§ Material provided

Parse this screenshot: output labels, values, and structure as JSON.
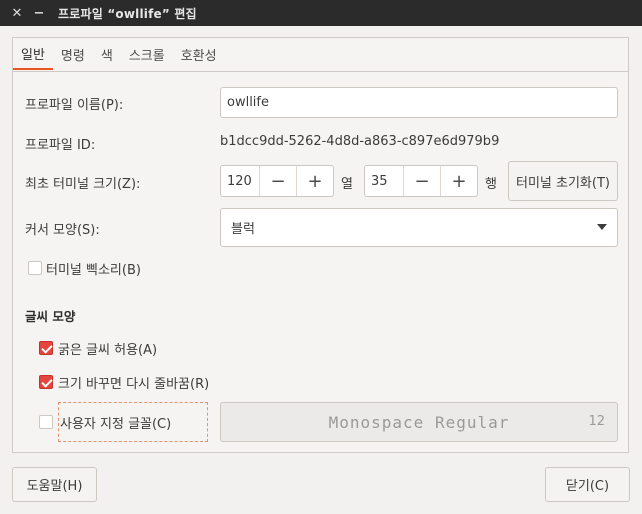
{
  "window": {
    "title": "프로파일 “owllife” 편집"
  },
  "tabs": [
    {
      "label": "일반"
    },
    {
      "label": "명령"
    },
    {
      "label": "색"
    },
    {
      "label": "스크롤"
    },
    {
      "label": "호환성"
    }
  ],
  "general": {
    "profile_name_label": "프로파일 이름(P):",
    "profile_name_value": "owllife",
    "profile_id_label": "프로파일 ID:",
    "profile_id_value": "b1dcc9dd-5262-4d8d-a863-c897e6d979b9",
    "initial_size_label": "최초 터미널 크기(Z):",
    "columns_value": "120",
    "columns_unit": "열",
    "rows_value": "35",
    "rows_unit": "행",
    "minus": "−",
    "plus": "+",
    "reset_size_button": "터미널 초기화(T)",
    "cursor_shape_label": "커서 모양(S):",
    "cursor_shape_value": "블럭",
    "terminal_bell_label": "터미널 삑소리(B)",
    "terminal_bell_checked": false
  },
  "text_appearance": {
    "section_title": "글씨 모양",
    "allow_bold_label": "굵은 글씨 허용(A)",
    "allow_bold_checked": true,
    "rewrap_label": "크기 바꾸면 다시 줄바꿈(R)",
    "rewrap_checked": true,
    "custom_font_label": "사용자 지정 글꼴(C)",
    "custom_font_checked": false,
    "font_name": "Monospace Regular",
    "font_size": "12"
  },
  "footer": {
    "help_button": "도움말(H)",
    "close_button": "닫기(C)"
  },
  "colors": {
    "accent": "#e95420",
    "checkbox_on": "#e2463d",
    "titlebar": "#2b2b2b"
  }
}
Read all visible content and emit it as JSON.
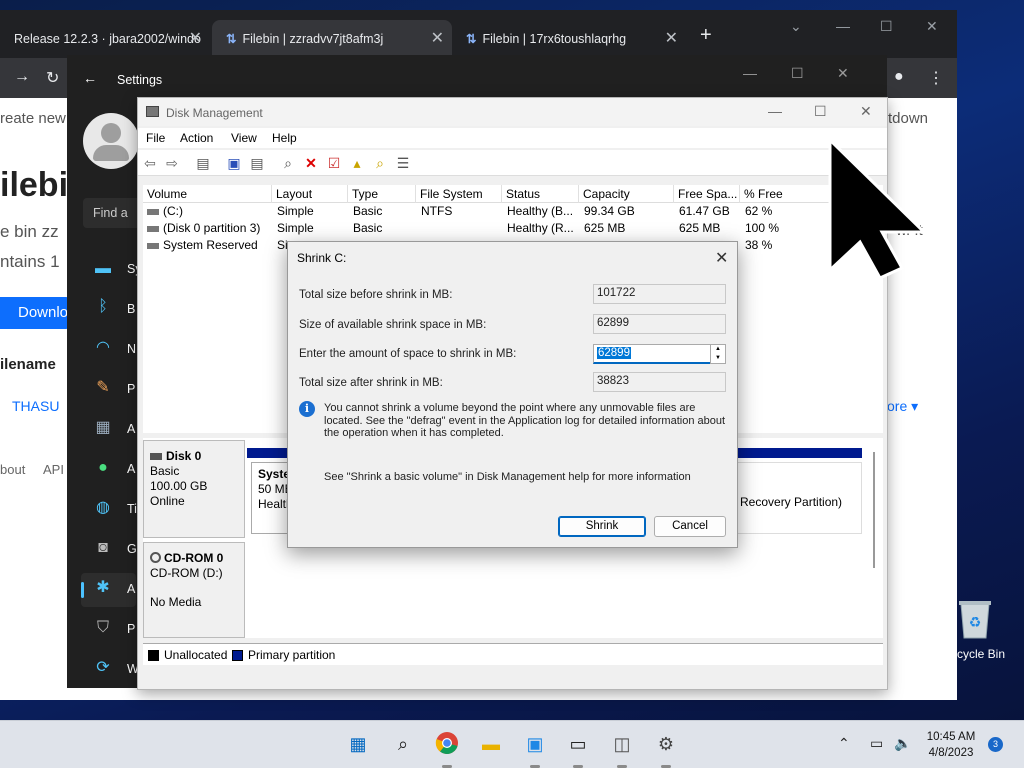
{
  "browser": {
    "tabs": [
      {
        "label": "Release 12.2.3 · jbara2002/windo"
      },
      {
        "label": "Filebin | zzradvv7jt8afm3j"
      },
      {
        "label": "Filebin | 17rx6toushlaqrhg"
      }
    ],
    "page_fragments": {
      "create": "reate new",
      "filebin": "ilebi",
      "bin": "e bin zz",
      "contains": "ntains 1",
      "download": "Downlo",
      "filename": "ilename",
      "thasu": "THASU",
      "about": "bout",
      "api": "API",
      "shutdown": "tdown",
      "right_text": "w. It",
      "more": "ore"
    }
  },
  "settings": {
    "title": "Settings",
    "find_placeholder": "Find a",
    "nav_letters": [
      "Sy",
      "B",
      "N",
      "P",
      "A",
      "A",
      "Ti",
      "G",
      "A",
      "P",
      "W"
    ]
  },
  "disk_management": {
    "title": "Disk Management",
    "menu": [
      "File",
      "Action",
      "View",
      "Help"
    ],
    "columns": [
      "Volume",
      "Layout",
      "Type",
      "File System",
      "Status",
      "Capacity",
      "Free Spa...",
      "% Free"
    ],
    "volumes": [
      {
        "volume": "(C:)",
        "layout": "Simple",
        "type": "Basic",
        "fs": "NTFS",
        "status": "Healthy (B...",
        "capacity": "99.34 GB",
        "free": "61.47 GB",
        "pct": "62 %"
      },
      {
        "volume": "(Disk 0 partition 3)",
        "layout": "Simple",
        "type": "Basic",
        "fs": "",
        "status": "Healthy (R...",
        "capacity": "625 MB",
        "free": "625 MB",
        "pct": "100 %"
      },
      {
        "volume": "System Reserved",
        "layout": "Si",
        "type": "",
        "fs": "",
        "status": "",
        "capacity": "",
        "free": "",
        "pct": "38 %"
      }
    ],
    "disks": [
      {
        "name": "Disk 0",
        "type": "Basic",
        "size": "100.00 GB",
        "status": "Online"
      },
      {
        "name": "CD-ROM 0",
        "type": "CD-ROM (D:)",
        "size": "",
        "status": "No Media"
      }
    ],
    "partitions": {
      "system_name": "Syster",
      "system_size": "50 MB",
      "system_status": "Health",
      "recovery": "Recovery Partition)"
    },
    "legend": [
      "Unallocated",
      "Primary partition"
    ],
    "colors": {
      "unallocated": "#000000",
      "primary": "#001a8f"
    }
  },
  "shrink_dialog": {
    "title": "Shrink C:",
    "fields": [
      {
        "label": "Total size before shrink in MB:",
        "value": "101722"
      },
      {
        "label": "Size of available shrink space in MB:",
        "value": "62899"
      },
      {
        "label": "Enter the amount of space to shrink in MB:",
        "value": "62899"
      },
      {
        "label": "Total size after shrink in MB:",
        "value": "38823"
      }
    ],
    "info": "You cannot shrink a volume beyond the point where any unmovable files are located. See the \"defrag\" event in the Application log for detailed information about the operation when it has completed.",
    "help": "See \"Shrink a basic volume\" in Disk Management help for more information",
    "shrink_button": "Shrink",
    "cancel_button": "Cancel"
  },
  "desktop": {
    "recycle_bin_label": "cycle Bin"
  },
  "taskbar": {
    "time": "10:45 AM",
    "date": "4/8/2023",
    "notification_count": "3"
  }
}
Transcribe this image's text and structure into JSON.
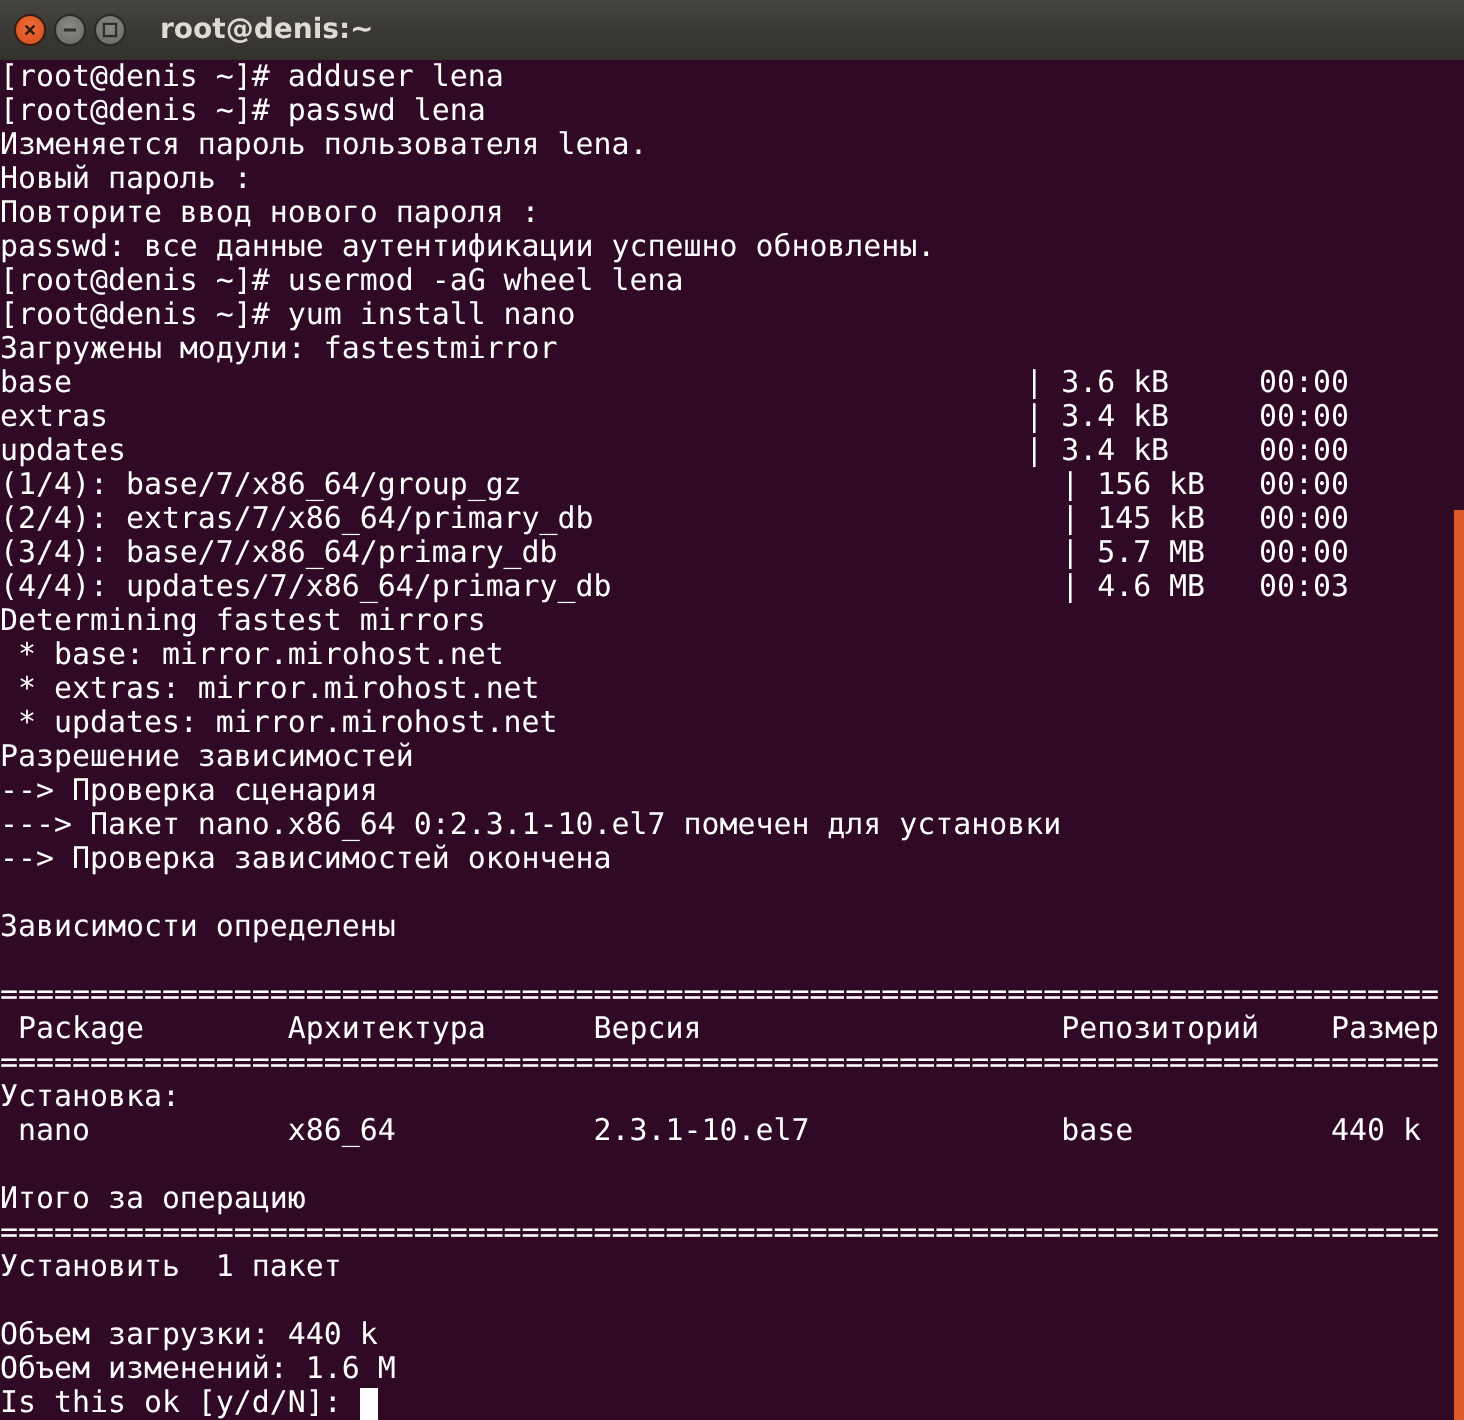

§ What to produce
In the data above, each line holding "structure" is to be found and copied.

§ Written answer
Parse this screenshot: output labels, values, and structure as JSON.
Transcribe this image's text and structure into JSON.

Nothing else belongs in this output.